- You are expecting your first baby. As a first-time expectant mother, you have the greatest freedom to determine the kind of birth you will have and the choices you make for this first baby are likely to determine your options for any future babies. If you have a C-section for this birth, you probably will have a C-section for any future babies because it is becoming more difficult to find care providers and hospitals that support vaginal birth after cesarean (VBAC). This means that you and your babies will probably face the extra risks of repeated C-sections. However, if your first birth is a vaginal birth, you will almost certainly go on having vaginal births in the future.

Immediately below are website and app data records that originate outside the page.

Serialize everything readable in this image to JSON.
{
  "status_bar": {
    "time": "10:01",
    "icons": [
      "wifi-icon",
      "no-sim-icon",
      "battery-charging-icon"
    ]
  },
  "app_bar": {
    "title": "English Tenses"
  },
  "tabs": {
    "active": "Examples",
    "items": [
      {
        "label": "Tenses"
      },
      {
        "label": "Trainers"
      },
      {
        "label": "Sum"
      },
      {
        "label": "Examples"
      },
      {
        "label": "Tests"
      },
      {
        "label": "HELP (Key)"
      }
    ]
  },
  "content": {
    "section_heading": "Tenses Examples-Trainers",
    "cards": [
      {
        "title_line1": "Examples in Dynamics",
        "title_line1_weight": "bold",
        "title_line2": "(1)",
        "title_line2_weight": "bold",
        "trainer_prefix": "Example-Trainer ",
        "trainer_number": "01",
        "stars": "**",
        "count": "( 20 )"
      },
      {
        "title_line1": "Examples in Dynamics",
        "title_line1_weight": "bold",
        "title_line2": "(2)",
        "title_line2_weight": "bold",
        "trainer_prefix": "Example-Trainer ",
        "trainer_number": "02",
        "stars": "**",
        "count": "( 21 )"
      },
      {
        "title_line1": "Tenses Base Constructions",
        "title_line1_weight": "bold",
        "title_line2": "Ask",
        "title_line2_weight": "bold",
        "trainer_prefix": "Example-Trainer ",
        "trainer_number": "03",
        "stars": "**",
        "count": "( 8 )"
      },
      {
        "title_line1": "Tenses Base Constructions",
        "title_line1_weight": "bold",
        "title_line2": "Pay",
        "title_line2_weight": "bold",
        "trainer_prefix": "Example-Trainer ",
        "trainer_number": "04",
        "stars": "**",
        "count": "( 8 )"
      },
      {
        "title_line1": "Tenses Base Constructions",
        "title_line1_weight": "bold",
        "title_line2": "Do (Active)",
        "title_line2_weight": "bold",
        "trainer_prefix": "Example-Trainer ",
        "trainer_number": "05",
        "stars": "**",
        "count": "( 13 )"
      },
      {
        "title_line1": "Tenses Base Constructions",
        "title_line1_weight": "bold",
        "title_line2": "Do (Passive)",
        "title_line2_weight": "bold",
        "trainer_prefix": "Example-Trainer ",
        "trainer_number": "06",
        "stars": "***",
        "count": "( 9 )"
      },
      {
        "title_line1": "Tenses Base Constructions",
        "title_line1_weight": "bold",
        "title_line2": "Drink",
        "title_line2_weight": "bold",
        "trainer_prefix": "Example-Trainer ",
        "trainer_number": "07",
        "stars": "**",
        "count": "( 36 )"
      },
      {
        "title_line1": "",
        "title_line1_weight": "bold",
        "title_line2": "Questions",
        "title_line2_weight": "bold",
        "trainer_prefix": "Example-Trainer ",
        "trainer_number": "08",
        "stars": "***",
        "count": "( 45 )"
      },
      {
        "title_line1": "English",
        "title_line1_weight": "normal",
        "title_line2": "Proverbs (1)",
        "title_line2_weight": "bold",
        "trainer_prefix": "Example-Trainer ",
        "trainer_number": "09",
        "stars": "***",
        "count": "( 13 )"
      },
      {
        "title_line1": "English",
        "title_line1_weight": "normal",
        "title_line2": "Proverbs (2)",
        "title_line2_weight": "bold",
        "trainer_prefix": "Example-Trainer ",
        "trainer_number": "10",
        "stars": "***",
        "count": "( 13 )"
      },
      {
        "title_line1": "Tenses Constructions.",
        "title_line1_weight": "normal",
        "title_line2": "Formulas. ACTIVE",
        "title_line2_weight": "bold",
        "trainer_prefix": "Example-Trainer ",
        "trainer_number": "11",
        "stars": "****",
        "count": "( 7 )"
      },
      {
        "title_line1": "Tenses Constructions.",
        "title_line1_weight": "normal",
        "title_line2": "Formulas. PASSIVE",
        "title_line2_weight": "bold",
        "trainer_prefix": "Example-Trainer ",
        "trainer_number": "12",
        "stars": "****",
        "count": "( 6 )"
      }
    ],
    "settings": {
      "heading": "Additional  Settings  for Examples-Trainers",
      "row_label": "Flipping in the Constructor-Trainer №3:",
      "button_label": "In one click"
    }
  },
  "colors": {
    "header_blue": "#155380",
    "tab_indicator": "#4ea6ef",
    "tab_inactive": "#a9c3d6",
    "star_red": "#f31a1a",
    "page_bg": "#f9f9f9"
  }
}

- You might have more than two babies. The likelihood of certain life-threatening complications that could affect you and your future babies goes up as the number of C-sections you have rises. Avoiding unneeded cesareans is very important for women who want large families.
- You are expecting your first baby in your 30s or beyond. Older women are at increased risk of cesarean for both medical reasons and because of non-medical factors such as the false belief that a planned C-section is safer for babies. Women who are 35 or older also face a higher risk of certain complications with C-sections, such as excessive bleeding or blood clots.
- You are overweight or obese. This can increase the likelihood of having a C-section. High weight also increases the risk of certain complications with C-sections, especially infections and blood clots. Patience and a confident, supportive care provider can make a big difference for women who weigh more.
- You have had abdominal or pelvic surgery before. Every operation increases the amount of internal scar tissue (adhesions) and the problems scar tissue can cause, including chronic pain and a twisted and blocked bowel. Later surgery is harder when there is scar tissue, so it’s more likely to result in injuries to organs or blood vessels.
Will how I give birth to this baby affect my next pregnancy and baby?
Most likely, yes. The way you give birth can affect your next pregnancy in two ways: your choices and your safety.
- Choices: Even though research shows that most women can safely have a vaginal birth after a cesarean (VBAC), some hospitals and health care providers will only offer or will strongly encourage a repeat cesarean. As a result, in recent years about 9 in 10 women with past cesarean birth have been having cesareans in future births. If you plan a VBAC, you may have fewer choices in terms of where you can have your baby, who will attend your birth, or which tests and procedures you will have.
- Safety: Whether you have a C-section or plan a vaginal birth for any future babies, your pregnancy will be considered high-risk if you’ve had a C-section before. That’s because the C-section scar can come apart in pregnancy or during labor or can cause problems with the new placenta. These are serious problems for both a woman and her baby. The more C-sections a woman has, the more likely these problems are. These risks are discussed in more detail on the Cesarean and VBAC Research and Evidence pages.
On the other hand, if your first birth is vaginal, your future births are highly likely to be vaginal as well.